**Problem description:**
Every record below should be retyped exactly, and no picture should appear in the copy.
--- --- ---
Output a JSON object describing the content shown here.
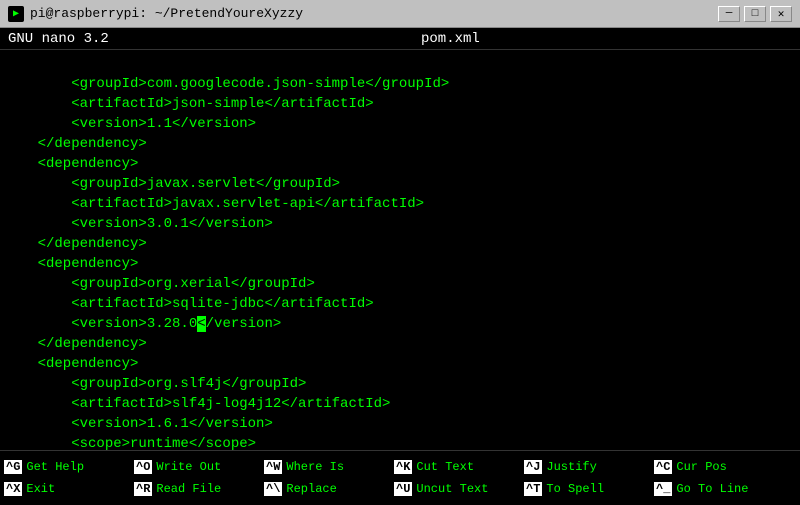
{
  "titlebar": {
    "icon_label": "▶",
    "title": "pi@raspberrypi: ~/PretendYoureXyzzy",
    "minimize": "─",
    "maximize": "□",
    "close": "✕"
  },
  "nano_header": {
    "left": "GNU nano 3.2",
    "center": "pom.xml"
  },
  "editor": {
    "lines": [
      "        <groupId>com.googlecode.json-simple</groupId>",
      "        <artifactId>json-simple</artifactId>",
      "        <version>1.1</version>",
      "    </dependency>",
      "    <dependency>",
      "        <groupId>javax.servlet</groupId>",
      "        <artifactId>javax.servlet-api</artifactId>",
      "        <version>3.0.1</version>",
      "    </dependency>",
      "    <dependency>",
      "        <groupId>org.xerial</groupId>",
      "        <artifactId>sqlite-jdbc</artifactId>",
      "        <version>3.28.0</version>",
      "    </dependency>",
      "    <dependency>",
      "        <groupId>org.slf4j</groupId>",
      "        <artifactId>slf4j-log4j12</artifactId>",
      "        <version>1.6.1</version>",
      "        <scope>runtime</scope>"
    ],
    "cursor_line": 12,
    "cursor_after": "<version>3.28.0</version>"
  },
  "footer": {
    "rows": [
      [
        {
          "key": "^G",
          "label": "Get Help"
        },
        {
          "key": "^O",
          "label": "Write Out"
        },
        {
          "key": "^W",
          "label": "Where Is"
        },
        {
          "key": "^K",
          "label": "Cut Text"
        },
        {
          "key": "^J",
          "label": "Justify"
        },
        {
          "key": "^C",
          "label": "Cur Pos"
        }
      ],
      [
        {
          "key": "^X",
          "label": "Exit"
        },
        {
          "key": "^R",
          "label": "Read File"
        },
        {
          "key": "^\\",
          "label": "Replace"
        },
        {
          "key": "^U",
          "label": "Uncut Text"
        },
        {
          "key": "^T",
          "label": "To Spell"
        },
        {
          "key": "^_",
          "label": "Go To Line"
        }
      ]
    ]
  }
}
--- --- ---
**Task answer:**
Output a JSON object describing the content shown here.
{
  "titlebar": {
    "icon_label": "▶",
    "title": "pi@raspberrypi: ~/PretendYoureXyzzy",
    "minimize": "─",
    "maximize": "□",
    "close": "✕"
  },
  "nano_header": {
    "left": "GNU nano 3.2",
    "center": "pom.xml"
  },
  "editor": {
    "lines": [
      "        <groupId>com.googlecode.json-simple</groupId>",
      "        <artifactId>json-simple</artifactId>",
      "        <version>1.1</version>",
      "    </dependency>",
      "    <dependency>",
      "        <groupId>javax.servlet</groupId>",
      "        <artifactId>javax.servlet-api</artifactId>",
      "        <version>3.0.1</version>",
      "    </dependency>",
      "    <dependency>",
      "        <groupId>org.xerial</groupId>",
      "        <artifactId>sqlite-jdbc</artifactId>",
      "        <version>3.28.0</version>",
      "    </dependency>",
      "    <dependency>",
      "        <groupId>org.slf4j</groupId>",
      "        <artifactId>slf4j-log4j12</artifactId>",
      "        <version>1.6.1</version>",
      "        <scope>runtime</scope>"
    ],
    "cursor_line": 12,
    "cursor_after": "<version>3.28.0</version>"
  },
  "footer": {
    "rows": [
      [
        {
          "key": "^G",
          "label": "Get Help"
        },
        {
          "key": "^O",
          "label": "Write Out"
        },
        {
          "key": "^W",
          "label": "Where Is"
        },
        {
          "key": "^K",
          "label": "Cut Text"
        },
        {
          "key": "^J",
          "label": "Justify"
        },
        {
          "key": "^C",
          "label": "Cur Pos"
        }
      ],
      [
        {
          "key": "^X",
          "label": "Exit"
        },
        {
          "key": "^R",
          "label": "Read File"
        },
        {
          "key": "^\\",
          "label": "Replace"
        },
        {
          "key": "^U",
          "label": "Uncut Text"
        },
        {
          "key": "^T",
          "label": "To Spell"
        },
        {
          "key": "^_",
          "label": "Go To Line"
        }
      ]
    ]
  }
}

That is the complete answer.